Smart Cards: Smart cards are credit card-sized plastic cards with an embedded computer chip. The chip can either be a microprocessor with internal memory or a memory chip with non-programmable logic, connectable via direct physical contact or remotely via a contact less electromagnetic interface. Those cards can provide identification, authentication, data storage and application processing. Smart cards may provide strong security authentication for single sign-on (SSO) within large organisations. Today smart card technologies are used in various areas, like healthcare, banking, entertainment and transportation.
Smart cards can serve as credit or ATM cards, fuel cards, mobile phone SIMs, authorisation cards for pay television, household utility pre-payment cards, high-security identification and access-control cards, and public transport and public phone payment cards. Smart cards offer various benefits such as quick transactions, inbuilt security and portability, and can be used for identification, validation and data storage.
With the era of website defacement gradually making room for theft of sensitive information, cyber security attacks are the order of the day. Cyber attackers these days try to make holes in the defence and security systems of a country. A significant increase in cyber space activities in the country has resulted in increased opportunities for technology-related crime. Besides, lack of user-end discipline, inadequate protection of computer systems and the possibility of anonymous use of ICT – allowing users to impersonate and cover their tracks of crime – have encouraged a growing number of users to experiment with ICT abuse.
The Government of India had set up an Inter-Departmental Information Security Task Force (ISTF) with the National Security Council as the nodal agency to monitor the increasing incidences of cyber crime. Acting on the task force’s recommendations, the following initiatives have been taken:
• Indian Computer Emergency Response Team (CERT-In) has been formed to respond to the cyber security incidents;
• Public key infrastructure (PKI) has been put in place to support implementation of the Information Technology Act and promote use of digital signatures; and
• Initiatives undertaken to support anti-cyber crime R&D activities through premier academic and public sector institutions in the country.
The government has mandated implementation of security policy in accordance with the information security management standard ISO 27001.
Dr Gulshan Rai, Director General, CERT-IN
“We are living in an era when things are much different in terms of technology, process and technique. From mere hacking to cyber espionage to attacks from faux servers – the nature of cyber space attacks has evolved over the years. This is time of cyber warfare…we must deal with it effectively”
Satya Narayan Pradhan, Additional DG, CID, Jharkhand
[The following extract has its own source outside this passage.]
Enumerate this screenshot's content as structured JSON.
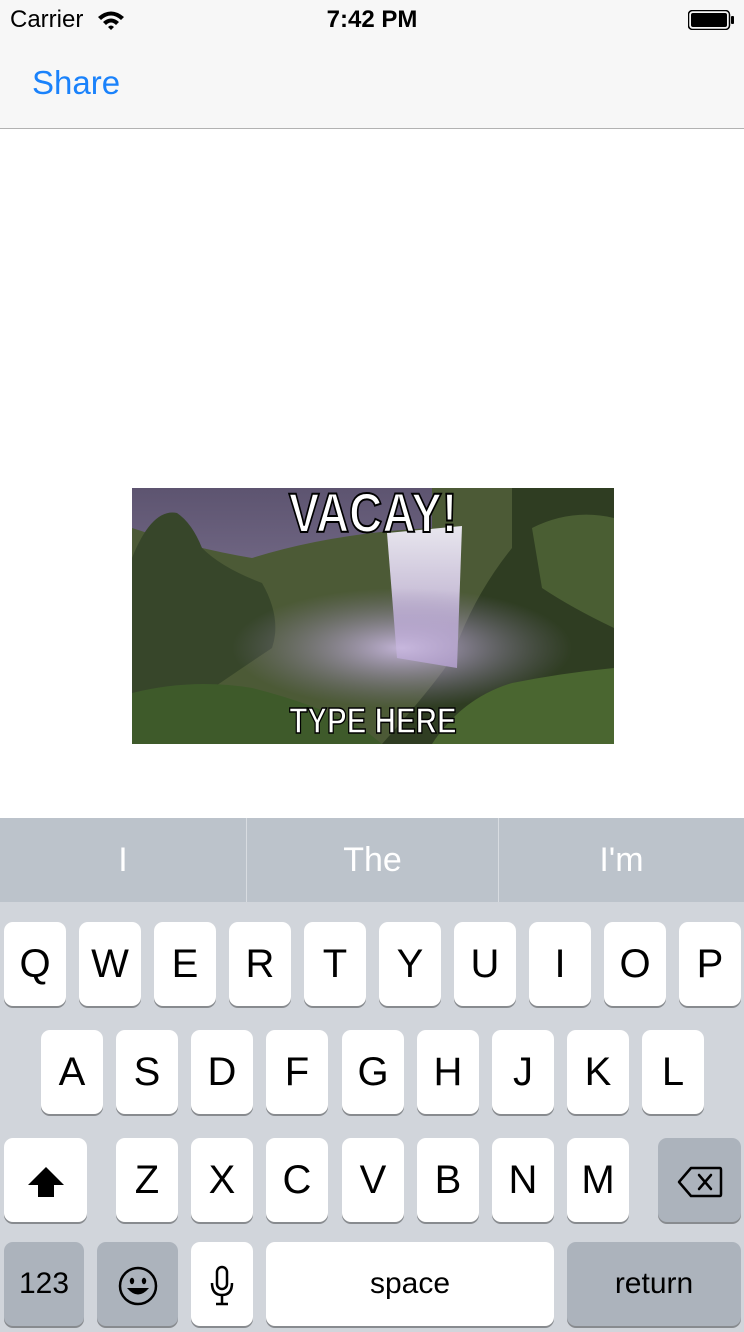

“All police and security organisations of the Government, whether at the Centre or the State level must seriously look into issues like their cyber infrastructure security and data security. We must not forget that much if not all of Governance in the foreseeable future is going to be data driven. CCTNS and other allied projects will necessarily mean a policing infrastructure and process that will rely much on digital data. It is high time therefore that we learn how to secure it and the infrastructure on which it sits and operates. The sooner it is planned and implemented the better”
The IT infrastructure has become an integral part of the critical infrastructure like power grids, emergency communication systems, financial systems, defence systems and air traffic control networks. The operational stability and security of information infrastructure is vital for economic security of the country. As the cyber space has room for both vitiating the environment and, if used correctly, to deliver in a positive manner, let us give the second option a try.